For those of us who are intrigued (or horrified) by the advent of  the electronic book, The “Vook” is yet another plan to change the face of the book world. A Vook can:

 intersperse videos throughout electronic text that can be read — and viewed — online or on an iPhone or IPod Touch

Publishers Simon & Schuster seem very keen on the idea, and one of their recently produced Vooks is a fitness and diet title, where you can click on the video to see examples of the exercises.  Not to be outdone, fiction writers  are also getting in on the idea, with short segments of a novel devoted to a video that elaborates on a part of the plot. 

It’s this aspect of the Vook idea that leaves me feeling a bit uncomfortable.   When I read, I like to  imagine the scene  or the character.  Each reader probably dreams up a different idea of the setting and what the characters look like.  With the introduction  of the Vook, this pleasure would be taken away. There is also talk of adding music and perfumes!  The ideas are endless.

If you want to learn more about this new gadget then have a read of this article in the New York Times.  It’s all very interesting and it will be fun to see what ideas they come up with next.

Does God Hate Women?

The blurb on the front  cover calls this a “joy to read”. Let’s get things straight –  a joy it is not!

Without a word of introduction or warning  Benson and Stangroom launch into a detailed catalogue of murders, rapes, torture and brutality against women; all carried out with the blessing and sometimes instigation of religious leaders. Honour killings, teenage rape victims stoned for adultery, children sent back into a burning building at gunpoint for dishonouring dress codes.
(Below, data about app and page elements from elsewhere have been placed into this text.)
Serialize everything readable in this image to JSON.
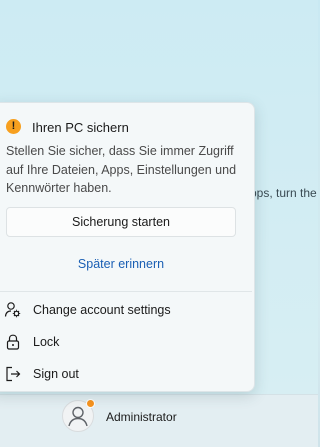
{
  "background": {
    "text_fragment": "pps, turn the"
  },
  "flyout": {
    "alert": {
      "icon": "warning-icon",
      "icon_glyph": "!",
      "title": "Ihren PC sichern",
      "body": "Stellen Sie sicher, dass Sie immer Zugriff auf Ihre Dateien, Apps, Einstellungen und Kennwörter haben.",
      "primary_button": "Sicherung starten",
      "secondary_link": "Später erinnern"
    },
    "menu": [
      {
        "label": "Change account settings",
        "icon": "person-gear-icon"
      },
      {
        "label": "Lock",
        "icon": "lock-icon"
      },
      {
        "label": "Sign out",
        "icon": "sign-out-icon"
      }
    ]
  },
  "taskbar": {
    "user_name": "Administrator",
    "avatar_icon": "user-avatar-icon",
    "badge_color": "#f7931e"
  },
  "colors": {
    "accent_link": "#1a5fb4",
    "warning": "#f7a01f"
  }
}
These are the extreme examples, but the authors critically examine and argue that religion is used as a tool in the oppression of women worldwide.  Benson’s and Strangroom’s arguments are clear, rational, logical, and convincing. Benson (editor of the delightfully provocative website Butterflies and Wheels) and Strangroom are philosophers, used to complex debate, yet their books are easy for the lay person to understand. This is a must read book for feminists (and non feminists) everywhere but not an easy one.  Readers who would like an easier introduction to Benson’s and Strangroom’s work might like to try Why Truth Matters (one of my favourite books) a more light hearted piece, but still an intelligent, philosophical and political discussion of rational thought in the modern world.  But for the more courageous amongst you, give this latest work a try, but be aware it probably is a case where you will read it and weep!

My New Zealand Book Month

A NZ Book Month Q & A:

Whose autobiography would you like to ghost write? Willie Apiata. Or Sharon O’Neill.

Hero of NZ Books? Graham ‘Bookman’ Beattie. Beattie’s Book Blog is essential reading for the NZ book lover.

What NZ Book are you reading? Séraphine Pick by Felicity Milburn et al. Beautifully spooky art and thoughtful intelligent writing is a killer combination.

My great NZ novel … would include locales of Gore, Reefton, and Papatoetoe, subjects of country music, the 1980s, and a character called Mhichael Lhaws.

What does New Zealand Book Month mean to you?? tell all!